■ Work item ■
Go through the entries below, tally each line that has the word "data", and give only the total.

■ Material for this exercise ■
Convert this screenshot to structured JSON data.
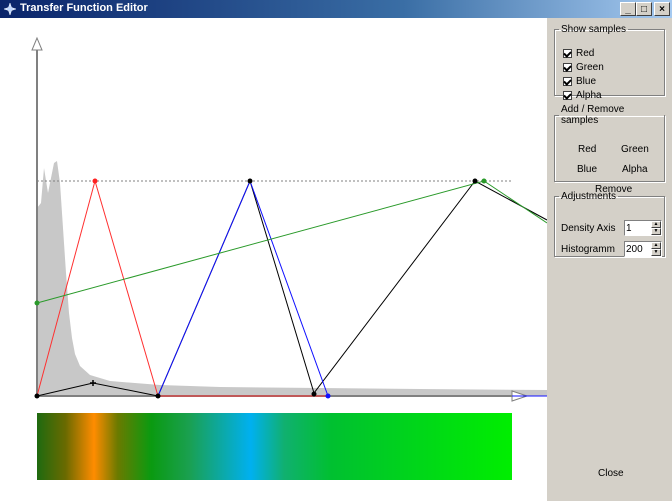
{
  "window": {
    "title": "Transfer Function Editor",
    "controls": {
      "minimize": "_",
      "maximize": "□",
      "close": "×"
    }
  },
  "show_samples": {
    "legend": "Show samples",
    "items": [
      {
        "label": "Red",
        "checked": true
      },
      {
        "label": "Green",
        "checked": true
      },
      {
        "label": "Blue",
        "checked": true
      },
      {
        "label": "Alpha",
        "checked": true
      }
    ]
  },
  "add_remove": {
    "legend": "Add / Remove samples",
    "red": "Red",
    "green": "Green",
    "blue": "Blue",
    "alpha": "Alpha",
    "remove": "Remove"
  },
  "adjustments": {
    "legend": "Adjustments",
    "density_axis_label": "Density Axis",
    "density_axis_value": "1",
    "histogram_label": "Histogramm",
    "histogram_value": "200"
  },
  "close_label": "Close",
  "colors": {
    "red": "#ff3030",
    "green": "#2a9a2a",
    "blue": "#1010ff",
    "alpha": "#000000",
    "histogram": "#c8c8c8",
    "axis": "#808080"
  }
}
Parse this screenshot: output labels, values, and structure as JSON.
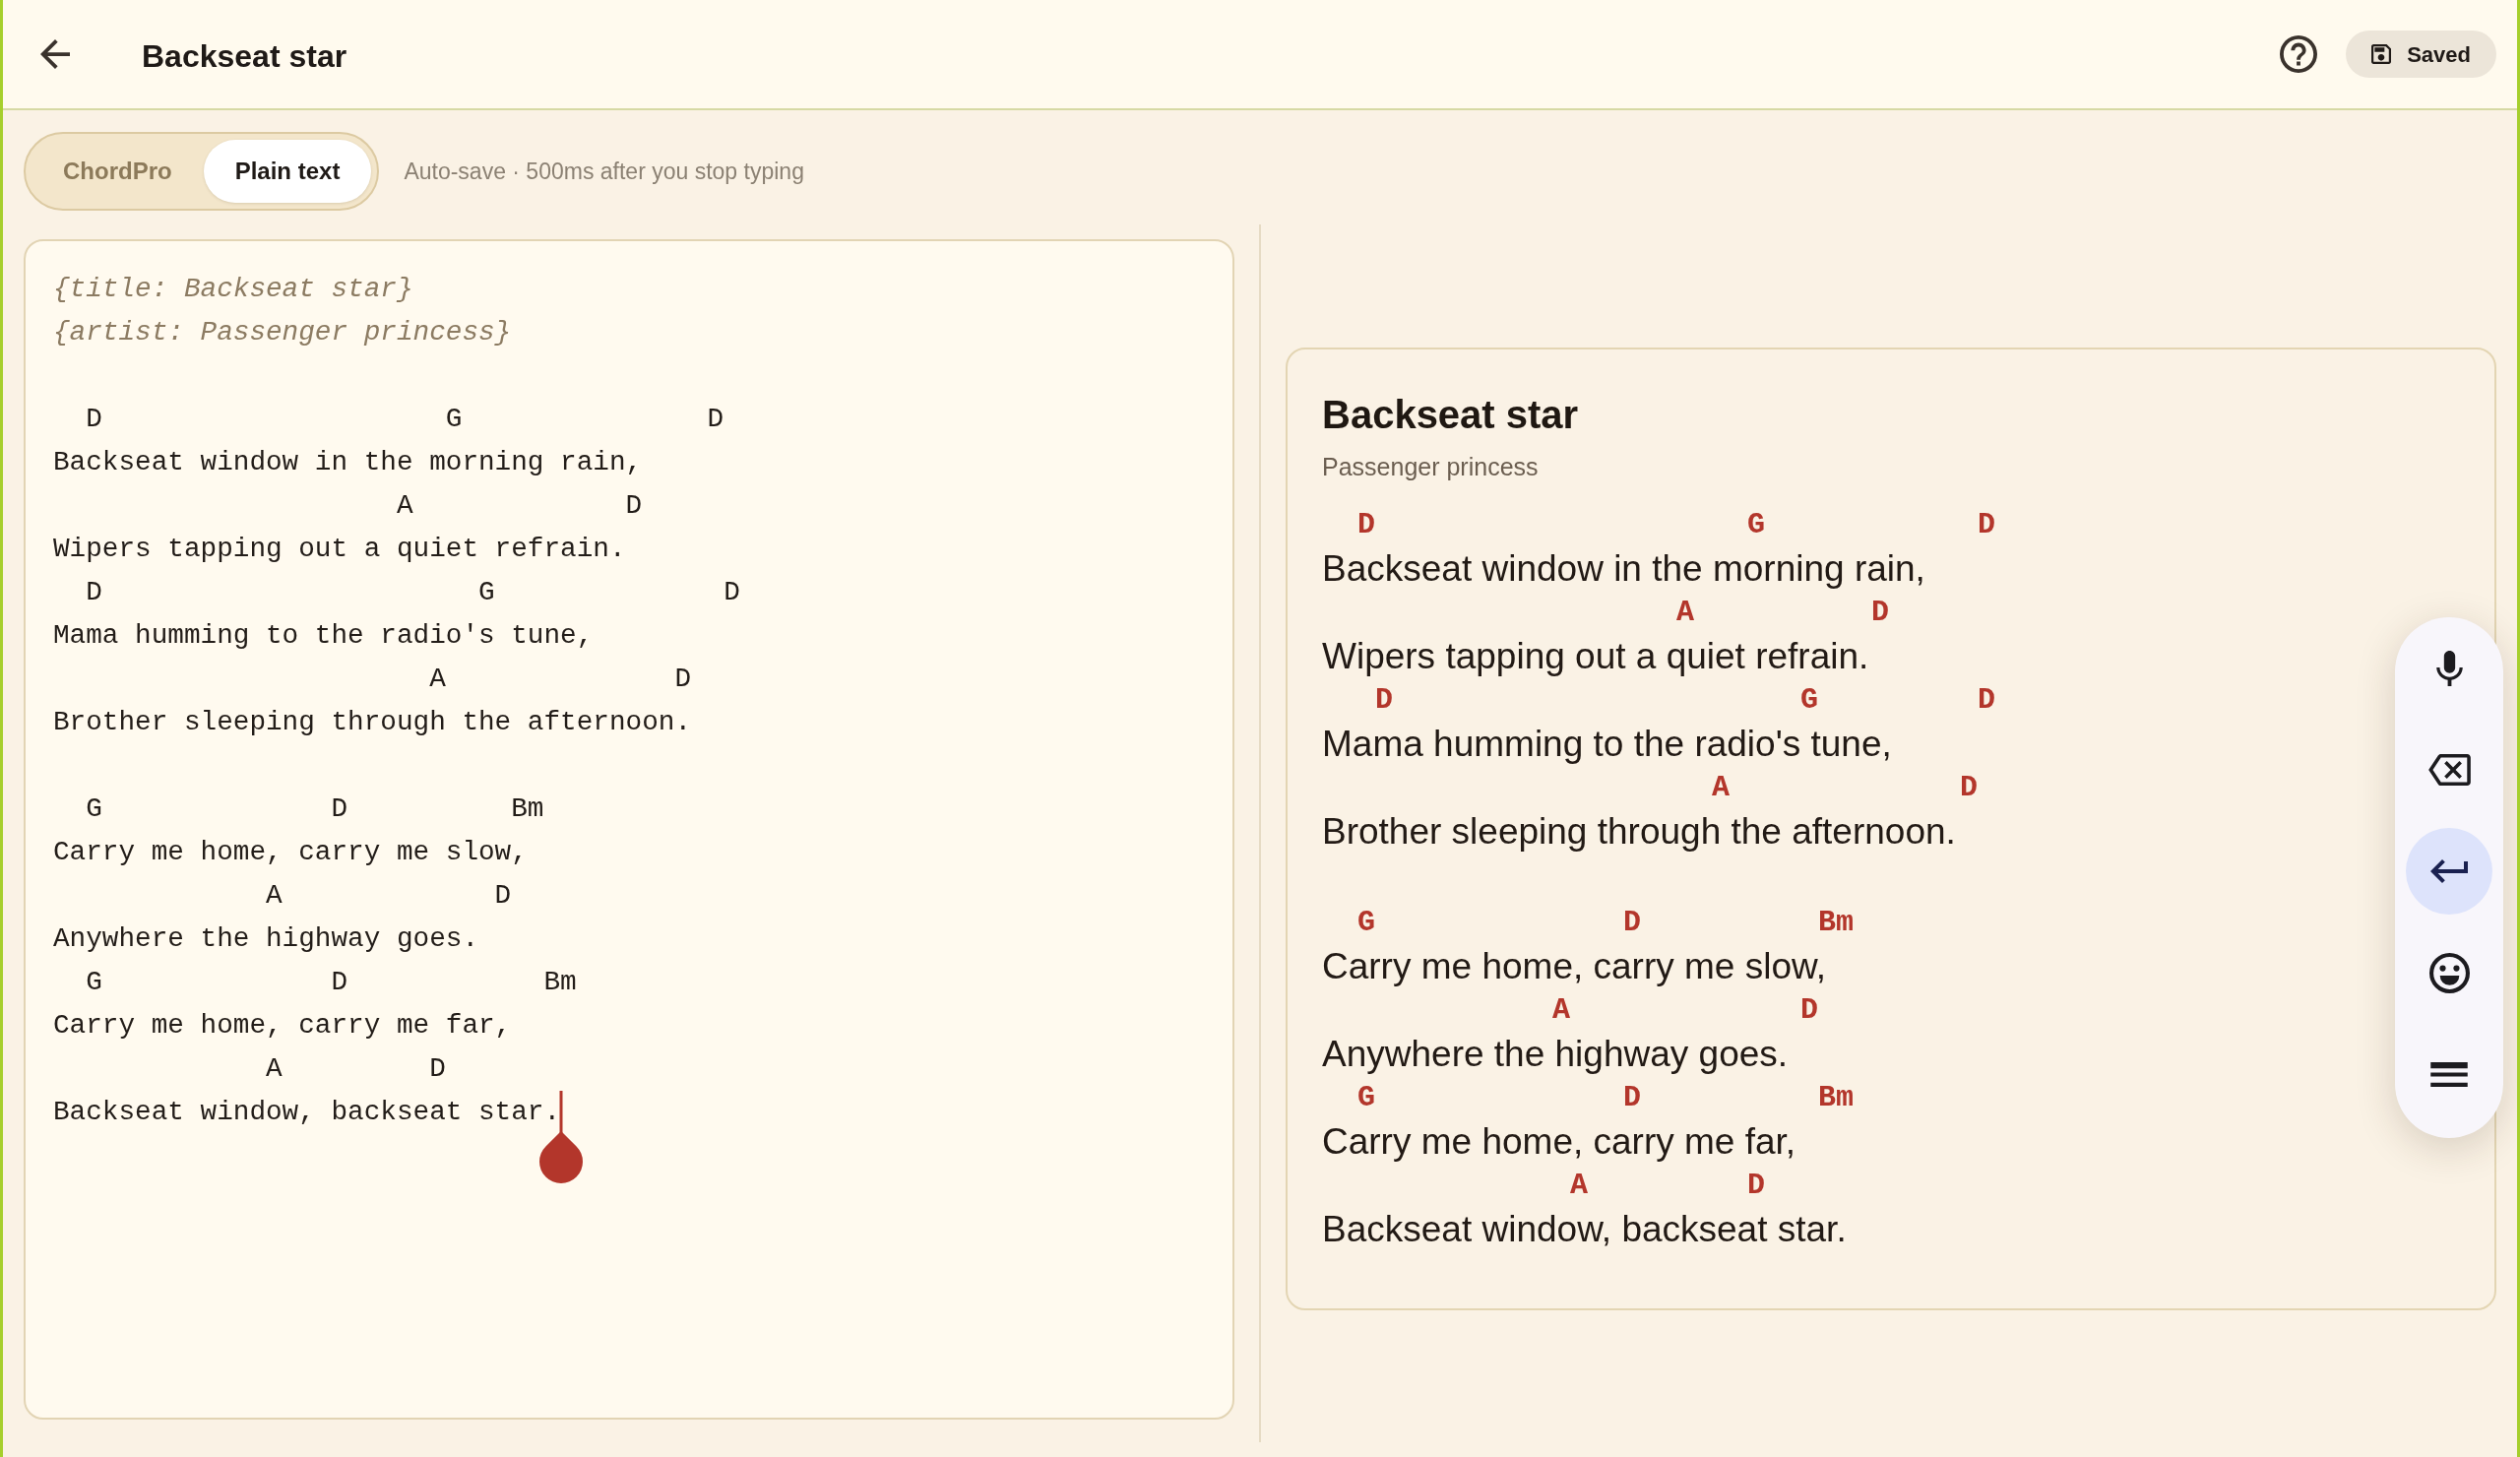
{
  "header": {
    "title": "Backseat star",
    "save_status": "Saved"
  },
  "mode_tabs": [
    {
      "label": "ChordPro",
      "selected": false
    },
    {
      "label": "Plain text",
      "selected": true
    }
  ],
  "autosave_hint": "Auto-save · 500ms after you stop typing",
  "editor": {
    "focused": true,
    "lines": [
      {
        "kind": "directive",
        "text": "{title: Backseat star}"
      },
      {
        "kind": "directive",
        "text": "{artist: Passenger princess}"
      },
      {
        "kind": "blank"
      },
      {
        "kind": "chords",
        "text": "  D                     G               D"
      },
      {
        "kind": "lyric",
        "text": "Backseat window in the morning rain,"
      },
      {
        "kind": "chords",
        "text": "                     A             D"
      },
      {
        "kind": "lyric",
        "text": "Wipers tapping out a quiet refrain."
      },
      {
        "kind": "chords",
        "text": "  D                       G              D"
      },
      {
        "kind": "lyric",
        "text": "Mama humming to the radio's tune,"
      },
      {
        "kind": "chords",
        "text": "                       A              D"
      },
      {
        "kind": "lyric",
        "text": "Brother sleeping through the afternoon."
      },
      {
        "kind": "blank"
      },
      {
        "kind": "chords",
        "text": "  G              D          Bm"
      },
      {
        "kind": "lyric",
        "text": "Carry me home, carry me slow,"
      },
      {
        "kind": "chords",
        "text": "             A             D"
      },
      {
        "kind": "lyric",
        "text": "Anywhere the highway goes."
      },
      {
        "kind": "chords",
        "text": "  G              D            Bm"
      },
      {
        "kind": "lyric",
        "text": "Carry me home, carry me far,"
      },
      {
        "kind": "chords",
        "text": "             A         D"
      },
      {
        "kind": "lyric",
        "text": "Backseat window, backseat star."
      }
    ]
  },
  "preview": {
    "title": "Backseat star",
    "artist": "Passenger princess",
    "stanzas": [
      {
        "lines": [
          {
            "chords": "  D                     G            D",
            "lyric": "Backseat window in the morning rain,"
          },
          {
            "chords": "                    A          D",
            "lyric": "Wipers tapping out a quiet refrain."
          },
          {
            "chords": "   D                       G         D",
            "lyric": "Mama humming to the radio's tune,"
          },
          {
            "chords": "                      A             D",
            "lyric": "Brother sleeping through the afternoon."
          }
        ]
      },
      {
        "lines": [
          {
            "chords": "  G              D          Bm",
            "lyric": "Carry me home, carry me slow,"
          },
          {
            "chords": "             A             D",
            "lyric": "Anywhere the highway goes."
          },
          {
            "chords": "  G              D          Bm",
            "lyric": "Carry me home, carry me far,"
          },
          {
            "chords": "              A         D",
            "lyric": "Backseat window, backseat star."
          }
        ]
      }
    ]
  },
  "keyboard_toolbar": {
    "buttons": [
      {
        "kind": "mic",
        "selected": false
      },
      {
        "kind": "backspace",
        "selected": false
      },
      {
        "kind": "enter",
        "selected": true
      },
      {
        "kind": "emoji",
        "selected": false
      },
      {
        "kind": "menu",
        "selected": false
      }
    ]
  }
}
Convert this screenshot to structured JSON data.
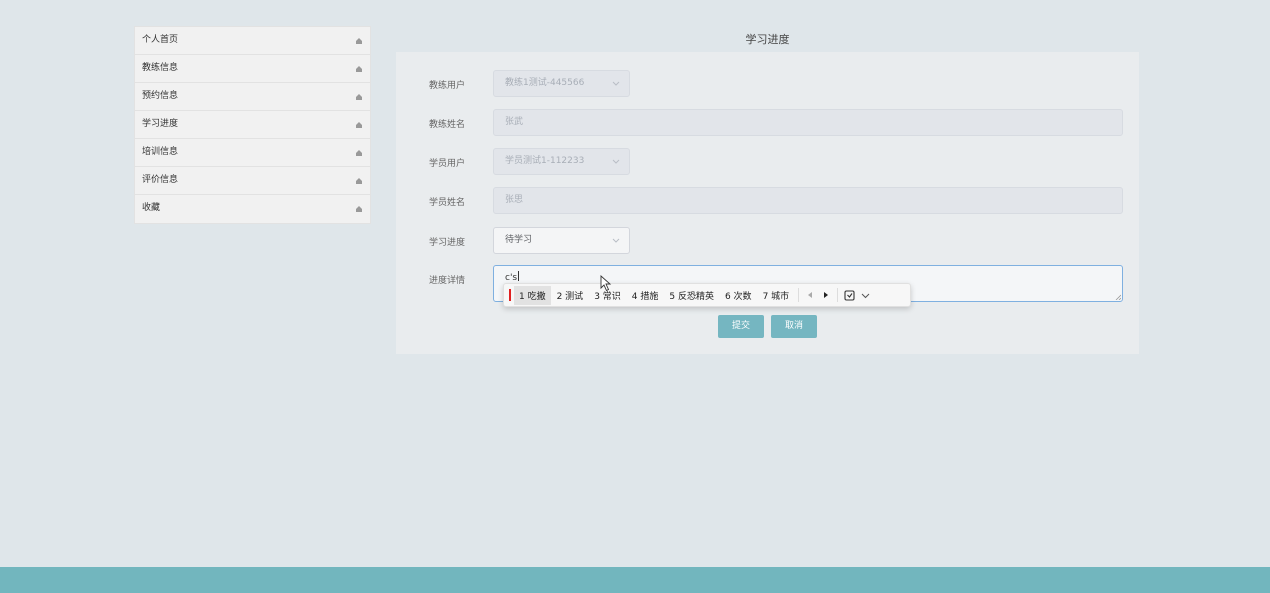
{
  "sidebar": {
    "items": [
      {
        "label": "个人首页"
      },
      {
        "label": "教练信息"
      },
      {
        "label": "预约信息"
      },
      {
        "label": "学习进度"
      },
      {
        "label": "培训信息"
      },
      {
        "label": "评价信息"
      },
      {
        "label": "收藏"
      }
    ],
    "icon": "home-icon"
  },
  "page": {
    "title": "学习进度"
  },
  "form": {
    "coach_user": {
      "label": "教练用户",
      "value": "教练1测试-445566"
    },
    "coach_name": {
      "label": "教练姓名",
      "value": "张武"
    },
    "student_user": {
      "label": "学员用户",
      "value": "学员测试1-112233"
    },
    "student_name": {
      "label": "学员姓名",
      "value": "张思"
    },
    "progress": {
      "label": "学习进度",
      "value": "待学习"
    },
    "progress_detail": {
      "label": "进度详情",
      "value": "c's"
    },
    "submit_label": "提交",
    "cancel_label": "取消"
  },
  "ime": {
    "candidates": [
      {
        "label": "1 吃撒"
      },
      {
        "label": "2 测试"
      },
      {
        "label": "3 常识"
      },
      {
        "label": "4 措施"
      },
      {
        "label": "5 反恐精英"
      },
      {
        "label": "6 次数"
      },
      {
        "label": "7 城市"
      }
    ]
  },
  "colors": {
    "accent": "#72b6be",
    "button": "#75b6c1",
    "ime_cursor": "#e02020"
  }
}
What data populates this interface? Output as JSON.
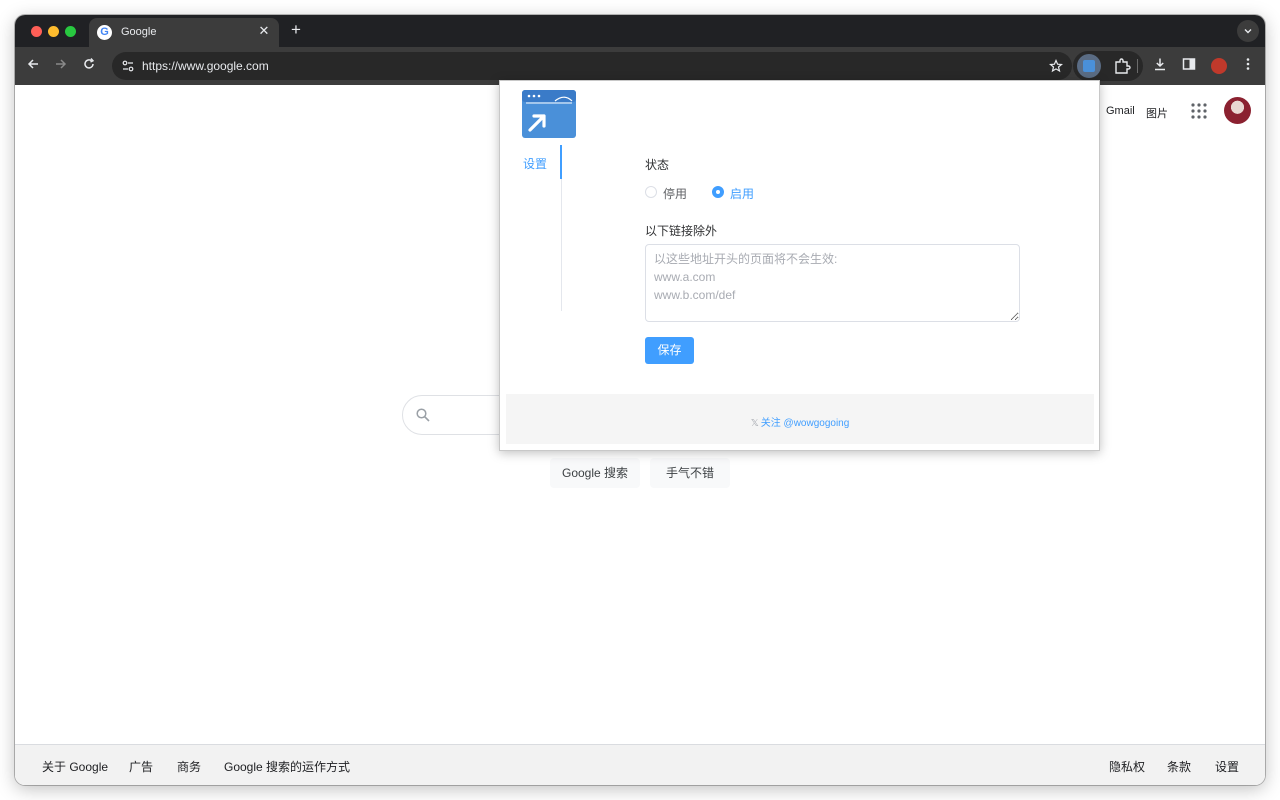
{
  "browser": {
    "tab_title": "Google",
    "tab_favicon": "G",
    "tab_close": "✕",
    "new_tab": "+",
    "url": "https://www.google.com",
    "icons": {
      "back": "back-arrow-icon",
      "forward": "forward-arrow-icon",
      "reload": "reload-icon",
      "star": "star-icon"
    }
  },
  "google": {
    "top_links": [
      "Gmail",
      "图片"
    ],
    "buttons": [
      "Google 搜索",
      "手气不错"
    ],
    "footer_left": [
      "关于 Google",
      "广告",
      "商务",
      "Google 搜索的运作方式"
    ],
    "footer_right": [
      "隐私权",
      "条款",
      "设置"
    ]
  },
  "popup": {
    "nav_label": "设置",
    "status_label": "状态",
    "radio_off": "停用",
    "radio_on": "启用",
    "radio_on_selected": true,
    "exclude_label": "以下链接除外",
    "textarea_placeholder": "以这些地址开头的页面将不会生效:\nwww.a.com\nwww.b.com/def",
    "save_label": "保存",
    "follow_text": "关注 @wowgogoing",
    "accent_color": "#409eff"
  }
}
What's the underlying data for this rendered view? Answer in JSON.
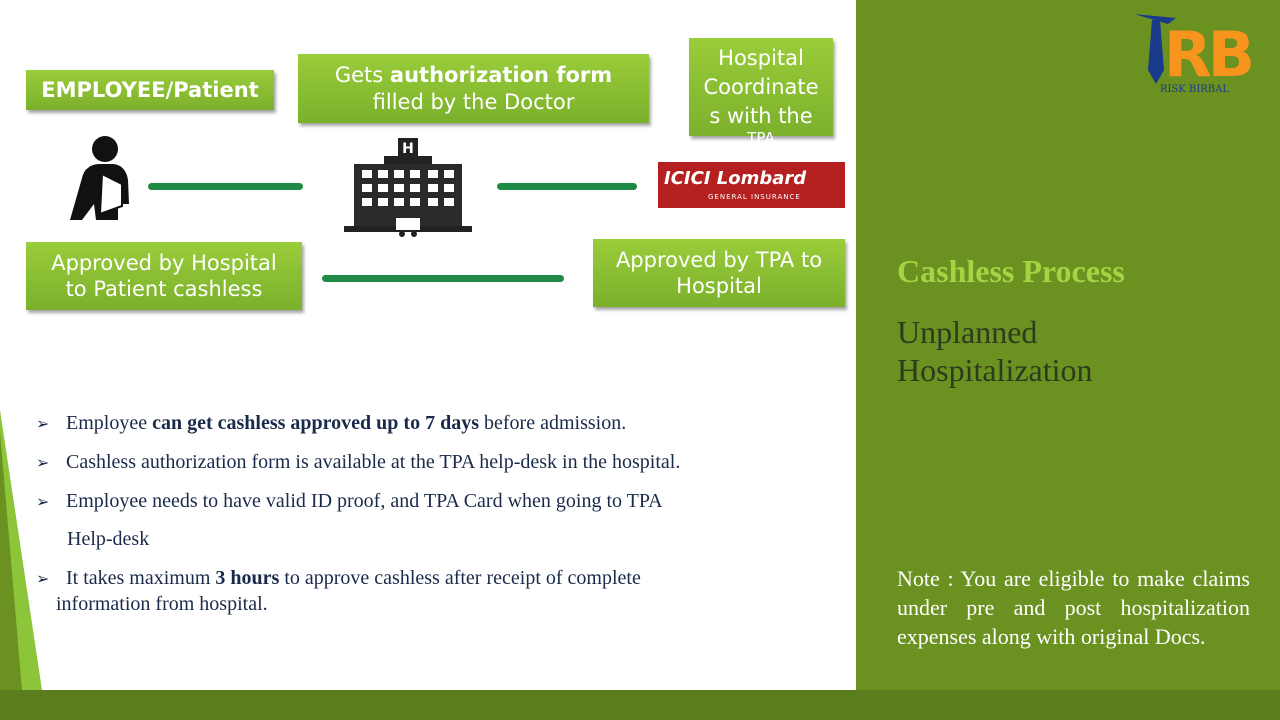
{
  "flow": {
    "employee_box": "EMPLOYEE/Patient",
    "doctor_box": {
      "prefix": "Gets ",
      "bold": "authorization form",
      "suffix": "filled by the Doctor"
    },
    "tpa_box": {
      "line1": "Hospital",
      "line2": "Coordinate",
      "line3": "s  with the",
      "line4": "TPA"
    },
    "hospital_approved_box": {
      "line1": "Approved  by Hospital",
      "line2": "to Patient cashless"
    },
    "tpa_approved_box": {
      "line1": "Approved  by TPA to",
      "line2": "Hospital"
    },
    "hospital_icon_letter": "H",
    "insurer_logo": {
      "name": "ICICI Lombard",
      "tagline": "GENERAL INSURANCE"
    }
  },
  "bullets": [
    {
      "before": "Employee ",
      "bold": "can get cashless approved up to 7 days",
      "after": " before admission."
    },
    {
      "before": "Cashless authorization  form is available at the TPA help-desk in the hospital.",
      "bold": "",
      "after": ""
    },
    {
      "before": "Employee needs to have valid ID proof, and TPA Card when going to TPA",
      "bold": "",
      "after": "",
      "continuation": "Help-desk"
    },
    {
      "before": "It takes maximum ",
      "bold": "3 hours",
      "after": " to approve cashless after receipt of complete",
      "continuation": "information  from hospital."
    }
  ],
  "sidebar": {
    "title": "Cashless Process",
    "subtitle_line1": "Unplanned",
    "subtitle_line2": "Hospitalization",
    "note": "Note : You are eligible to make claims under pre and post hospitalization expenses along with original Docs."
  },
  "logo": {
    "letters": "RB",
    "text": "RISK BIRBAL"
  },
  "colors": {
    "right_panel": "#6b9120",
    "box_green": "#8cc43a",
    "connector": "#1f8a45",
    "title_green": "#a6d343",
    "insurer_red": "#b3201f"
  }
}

■ Reply ■
4